_Task brief_:
Could you please output all of the records exactly?

_Data_:
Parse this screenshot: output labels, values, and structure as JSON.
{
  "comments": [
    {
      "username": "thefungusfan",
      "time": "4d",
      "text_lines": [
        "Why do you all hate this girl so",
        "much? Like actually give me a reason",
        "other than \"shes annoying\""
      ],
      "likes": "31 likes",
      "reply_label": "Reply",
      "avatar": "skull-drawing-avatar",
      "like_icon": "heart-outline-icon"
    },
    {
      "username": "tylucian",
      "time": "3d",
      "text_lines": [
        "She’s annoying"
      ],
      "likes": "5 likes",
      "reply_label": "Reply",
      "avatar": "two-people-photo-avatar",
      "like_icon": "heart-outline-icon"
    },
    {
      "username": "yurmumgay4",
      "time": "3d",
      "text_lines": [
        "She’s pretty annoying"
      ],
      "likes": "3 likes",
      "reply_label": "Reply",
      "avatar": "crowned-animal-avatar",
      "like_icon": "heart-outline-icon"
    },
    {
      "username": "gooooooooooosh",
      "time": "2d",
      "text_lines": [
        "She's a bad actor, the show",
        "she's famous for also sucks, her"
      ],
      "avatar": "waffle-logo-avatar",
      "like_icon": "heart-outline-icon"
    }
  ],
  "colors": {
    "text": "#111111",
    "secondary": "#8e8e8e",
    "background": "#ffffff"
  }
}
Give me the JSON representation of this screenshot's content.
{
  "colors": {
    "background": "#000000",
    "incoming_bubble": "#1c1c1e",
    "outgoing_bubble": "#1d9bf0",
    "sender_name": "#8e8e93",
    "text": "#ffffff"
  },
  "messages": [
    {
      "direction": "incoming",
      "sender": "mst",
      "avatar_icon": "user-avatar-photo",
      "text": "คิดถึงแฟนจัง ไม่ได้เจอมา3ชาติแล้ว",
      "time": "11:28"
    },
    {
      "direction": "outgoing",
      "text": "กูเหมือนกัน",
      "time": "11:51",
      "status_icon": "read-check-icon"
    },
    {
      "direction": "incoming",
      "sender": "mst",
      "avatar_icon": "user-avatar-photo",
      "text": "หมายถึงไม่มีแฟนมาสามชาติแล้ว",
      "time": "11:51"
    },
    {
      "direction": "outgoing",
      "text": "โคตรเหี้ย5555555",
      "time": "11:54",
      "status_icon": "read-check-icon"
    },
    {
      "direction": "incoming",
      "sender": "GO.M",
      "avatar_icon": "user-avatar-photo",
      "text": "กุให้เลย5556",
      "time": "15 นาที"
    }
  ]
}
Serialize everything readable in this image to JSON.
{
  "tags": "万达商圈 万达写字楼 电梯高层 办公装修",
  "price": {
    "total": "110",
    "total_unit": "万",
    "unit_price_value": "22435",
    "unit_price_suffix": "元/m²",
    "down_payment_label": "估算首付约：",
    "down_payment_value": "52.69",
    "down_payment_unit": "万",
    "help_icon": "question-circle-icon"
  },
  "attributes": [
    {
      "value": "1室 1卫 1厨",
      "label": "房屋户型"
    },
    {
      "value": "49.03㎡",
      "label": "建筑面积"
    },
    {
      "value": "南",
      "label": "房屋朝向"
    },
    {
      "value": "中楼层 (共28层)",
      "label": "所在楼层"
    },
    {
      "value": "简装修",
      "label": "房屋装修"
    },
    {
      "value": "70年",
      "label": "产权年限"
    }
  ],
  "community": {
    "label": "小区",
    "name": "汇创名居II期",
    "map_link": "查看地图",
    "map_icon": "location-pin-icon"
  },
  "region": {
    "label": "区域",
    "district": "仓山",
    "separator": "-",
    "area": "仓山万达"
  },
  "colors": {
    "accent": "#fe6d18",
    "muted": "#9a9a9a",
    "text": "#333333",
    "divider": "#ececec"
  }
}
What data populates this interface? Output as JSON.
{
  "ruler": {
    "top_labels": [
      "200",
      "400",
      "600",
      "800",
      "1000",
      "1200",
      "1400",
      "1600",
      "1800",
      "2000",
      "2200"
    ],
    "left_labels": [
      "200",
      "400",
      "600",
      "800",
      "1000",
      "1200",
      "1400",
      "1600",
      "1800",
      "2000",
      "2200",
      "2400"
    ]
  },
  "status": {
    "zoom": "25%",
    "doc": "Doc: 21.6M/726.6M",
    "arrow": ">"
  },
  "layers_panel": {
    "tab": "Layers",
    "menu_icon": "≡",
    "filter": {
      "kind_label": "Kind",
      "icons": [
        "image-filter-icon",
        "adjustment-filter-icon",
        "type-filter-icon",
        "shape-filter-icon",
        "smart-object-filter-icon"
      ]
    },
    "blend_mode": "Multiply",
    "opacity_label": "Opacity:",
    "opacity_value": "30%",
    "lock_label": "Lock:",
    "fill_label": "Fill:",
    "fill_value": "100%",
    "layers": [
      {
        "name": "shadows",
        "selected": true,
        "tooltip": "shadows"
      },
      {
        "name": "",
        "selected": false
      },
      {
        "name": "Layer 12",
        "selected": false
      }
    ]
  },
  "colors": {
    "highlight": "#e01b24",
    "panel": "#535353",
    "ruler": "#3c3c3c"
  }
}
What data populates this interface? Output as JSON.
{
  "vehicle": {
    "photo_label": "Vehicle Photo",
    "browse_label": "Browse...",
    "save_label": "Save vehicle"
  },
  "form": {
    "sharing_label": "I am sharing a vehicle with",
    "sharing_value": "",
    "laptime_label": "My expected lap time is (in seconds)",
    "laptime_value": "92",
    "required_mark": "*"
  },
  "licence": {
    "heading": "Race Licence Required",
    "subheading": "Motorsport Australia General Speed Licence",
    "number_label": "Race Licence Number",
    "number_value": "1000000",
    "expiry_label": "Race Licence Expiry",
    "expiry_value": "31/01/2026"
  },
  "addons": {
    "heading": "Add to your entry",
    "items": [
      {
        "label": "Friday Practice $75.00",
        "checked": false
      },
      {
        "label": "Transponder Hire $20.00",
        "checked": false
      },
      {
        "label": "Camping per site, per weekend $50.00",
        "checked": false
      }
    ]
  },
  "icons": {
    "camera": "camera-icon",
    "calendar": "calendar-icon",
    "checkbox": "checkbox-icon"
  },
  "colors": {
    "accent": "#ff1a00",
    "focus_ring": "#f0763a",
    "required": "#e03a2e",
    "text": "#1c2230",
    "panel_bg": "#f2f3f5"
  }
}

_Response to this task_:
Parse this screenshot: output labels, values, and structure as JSON.
{
  "comments": [
    {
      "username": "thefungusfan",
      "time": "4d",
      "text_lines": [
        "Why do you all hate this girl so",
        "much? Like actually give me a reason",
        "other than \"shes annoying\""
      ],
      "likes": "31 likes",
      "reply_label": "Reply",
      "avatar": "skull-drawing-avatar",
      "like_icon": "heart-outline-icon"
    },
    {
      "username": "tylucian",
      "time": "3d",
      "text_lines": [
        "She’s annoying"
      ],
      "likes": "5 likes",
      "reply_label": "Reply",
      "avatar": "two-people-photo-avatar",
      "like_icon": "heart-outline-icon"
    },
    {
      "username": "yurmumgay4",
      "time": "3d",
      "text_lines": [
        "She’s pretty annoying"
      ],
      "likes": "3 likes",
      "reply_label": "Reply",
      "avatar": "crowned-animal-avatar",
      "like_icon": "heart-outline-icon"
    },
    {
      "username": "gooooooooooosh",
      "time": "2d",
      "text_lines": [
        "She's a bad actor, the show",
        "she's famous for also sucks, her"
      ],
      "avatar": "waffle-logo-avatar",
      "like_icon": "heart-outline-icon"
    }
  ],
  "colors": {
    "text": "#111111",
    "secondary": "#8e8e8e",
    "background": "#ffffff"
  }
}
Give me the JSON representation of this screenshot's content.
{
  "colors": {
    "background": "#000000",
    "incoming_bubble": "#1c1c1e",
    "outgoing_bubble": "#1d9bf0",
    "sender_name": "#8e8e93",
    "text": "#ffffff"
  },
  "messages": [
    {
      "direction": "incoming",
      "sender": "mst",
      "avatar_icon": "user-avatar-photo",
      "text": "คิดถึงแฟนจัง ไม่ได้เจอมา3ชาติแล้ว",
      "time": "11:28"
    },
    {
      "direction": "outgoing",
      "text": "กูเหมือนกัน",
      "time": "11:51",
      "status_icon": "read-check-icon"
    },
    {
      "direction": "incoming",
      "sender": "mst",
      "avatar_icon": "user-avatar-photo",
      "text": "หมายถึงไม่มีแฟนมาสามชาติแล้ว",
      "time": "11:51"
    },
    {
      "direction": "outgoing",
      "text": "โคตรเหี้ย5555555",
      "time": "11:54",
      "status_icon": "read-check-icon"
    },
    {
      "direction": "incoming",
      "sender": "GO.M",
      "avatar_icon": "user-avatar-photo",
      "text": "กุให้เลย5556",
      "time": "15 นาที"
    }
  ]
}
Serialize everything readable in this image to JSON.
{
  "tags": "万达商圈 万达写字楼 电梯高层 办公装修",
  "price": {
    "total": "110",
    "total_unit": "万",
    "unit_price_value": "22435",
    "unit_price_suffix": "元/m²",
    "down_payment_label": "估算首付约：",
    "down_payment_value": "52.69",
    "down_payment_unit": "万",
    "help_icon": "question-circle-icon"
  },
  "attributes": [
    {
      "value": "1室 1卫 1厨",
      "label": "房屋户型"
    },
    {
      "value": "49.03㎡",
      "label": "建筑面积"
    },
    {
      "value": "南",
      "label": "房屋朝向"
    },
    {
      "value": "中楼层 (共28层)",
      "label": "所在楼层"
    },
    {
      "value": "简装修",
      "label": "房屋装修"
    },
    {
      "value": "70年",
      "label": "产权年限"
    }
  ],
  "community": {
    "label": "小区",
    "name": "汇创名居II期",
    "map_link": "查看地图",
    "map_icon": "location-pin-icon"
  },
  "region": {
    "label": "区域",
    "district": "仓山",
    "separator": "-",
    "area": "仓山万达"
  },
  "colors": {
    "accent": "#fe6d18",
    "muted": "#9a9a9a",
    "text": "#333333",
    "divider": "#ececec"
  }
}
What data populates this interface? Output as JSON.
{
  "ruler": {
    "top_labels": [
      "200",
      "400",
      "600",
      "800",
      "1000",
      "1200",
      "1400",
      "1600",
      "1800",
      "2000",
      "2200"
    ],
    "left_labels": [
      "200",
      "400",
      "600",
      "800",
      "1000",
      "1200",
      "1400",
      "1600",
      "1800",
      "2000",
      "2200",
      "2400"
    ]
  },
  "status": {
    "zoom": "25%",
    "doc": "Doc: 21.6M/726.6M",
    "arrow": ">"
  },
  "layers_panel": {
    "tab": "Layers",
    "menu_icon": "≡",
    "filter": {
      "kind_label": "Kind",
      "icons": [
        "image-filter-icon",
        "adjustment-filter-icon",
        "type-filter-icon",
        "shape-filter-icon",
        "smart-object-filter-icon"
      ]
    },
    "blend_mode": "Multiply",
    "opacity_label": "Opacity:",
    "opacity_value": "30%",
    "lock_label": "Lock:",
    "fill_label": "Fill:",
    "fill_value": "100%",
    "layers": [
      {
        "name": "shadows",
        "selected": true,
        "tooltip": "shadows"
      },
      {
        "name": "",
        "selected": false
      },
      {
        "name": "Layer 12",
        "selected": false
      }
    ]
  },
  "colors": {
    "highlight": "#e01b24",
    "panel": "#535353",
    "ruler": "#3c3c3c"
  }
}
What data populates this interface? Output as JSON.
{
  "vehicle": {
    "photo_label": "Vehicle Photo",
    "browse_label": "Browse...",
    "save_label": "Save vehicle"
  },
  "form": {
    "sharing_label": "I am sharing a vehicle with",
    "sharing_value": "",
    "laptime_label": "My expected lap time is (in seconds)",
    "laptime_value": "92",
    "required_mark": "*"
  },
  "licence": {
    "heading": "Race Licence Required",
    "subheading": "Motorsport Australia General Speed Licence",
    "number_label": "Race Licence Number",
    "number_value": "1000000",
    "expiry_label": "Race Licence Expiry",
    "expiry_value": "31/01/2026"
  },
  "addons": {
    "heading": "Add to your entry",
    "items": [
      {
        "label": "Friday Practice $75.00",
        "checked": false
      },
      {
        "label": "Transponder Hire $20.00",
        "checked": false
      },
      {
        "label": "Camping per site, per weekend $50.00",
        "checked": false
      }
    ]
  },
  "icons": {
    "camera": "camera-icon",
    "calendar": "calendar-icon",
    "checkbox": "checkbox-icon"
  },
  "colors": {
    "accent": "#ff1a00",
    "focus_ring": "#f0763a",
    "required": "#e03a2e",
    "text": "#1c2230",
    "panel_bg": "#f2f3f5"
  }
}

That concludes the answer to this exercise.